Dr Brown explained: “From what we know of the Spanish chronicles, particularly attractive or gifted women were chosen. The Incas actually had someone who went out to find these young women and they were taken from their families.”
Tests on three mummies found in Argentina have shed new light on the Inca practice of child sacrifice.
Scientists have revealed that drugs and alcohol played a key part in the months and weeks leading up to the children’s deaths.
Tests on one of the children, a teenage girl, suggest that she was heavily sedated just before her demise.
The study is published in the Proceedings of the National Academy of Sciences.

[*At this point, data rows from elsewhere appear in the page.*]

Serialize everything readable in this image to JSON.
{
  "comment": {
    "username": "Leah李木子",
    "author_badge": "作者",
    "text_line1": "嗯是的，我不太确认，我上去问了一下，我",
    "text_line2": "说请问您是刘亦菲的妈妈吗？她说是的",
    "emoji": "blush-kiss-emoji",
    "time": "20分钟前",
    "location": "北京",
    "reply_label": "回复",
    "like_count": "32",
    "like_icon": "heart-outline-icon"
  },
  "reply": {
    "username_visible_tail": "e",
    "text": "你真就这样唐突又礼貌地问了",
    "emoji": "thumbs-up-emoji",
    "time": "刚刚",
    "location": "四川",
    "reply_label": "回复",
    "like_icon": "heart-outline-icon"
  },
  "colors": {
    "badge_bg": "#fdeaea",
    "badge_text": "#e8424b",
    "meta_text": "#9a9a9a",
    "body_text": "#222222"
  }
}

Dr Emma Brown, from the department of archaeological sciences at the University of Bradford, said: “The Spanish chroniclers suggest that children were sacrificed for all kinds of reasons: important life milestones in the lives of the Incas, in times of war or natural disasters, but there was a calendar of rituals too.”
Frozen in time
The mummified remains were discovered in 1999, entombed in a shrine near the summit of the 6,739m-high Llullaillaco volcano in Argentina.
Three children were buried there: a 13-year-old girl, and a younger boy and girl, thought to be about four or five years old.
Their remains date to about 500 years ago, during the time of the Inca empire, which dominated South America until the Europeans arrived at the end of the 15th Century.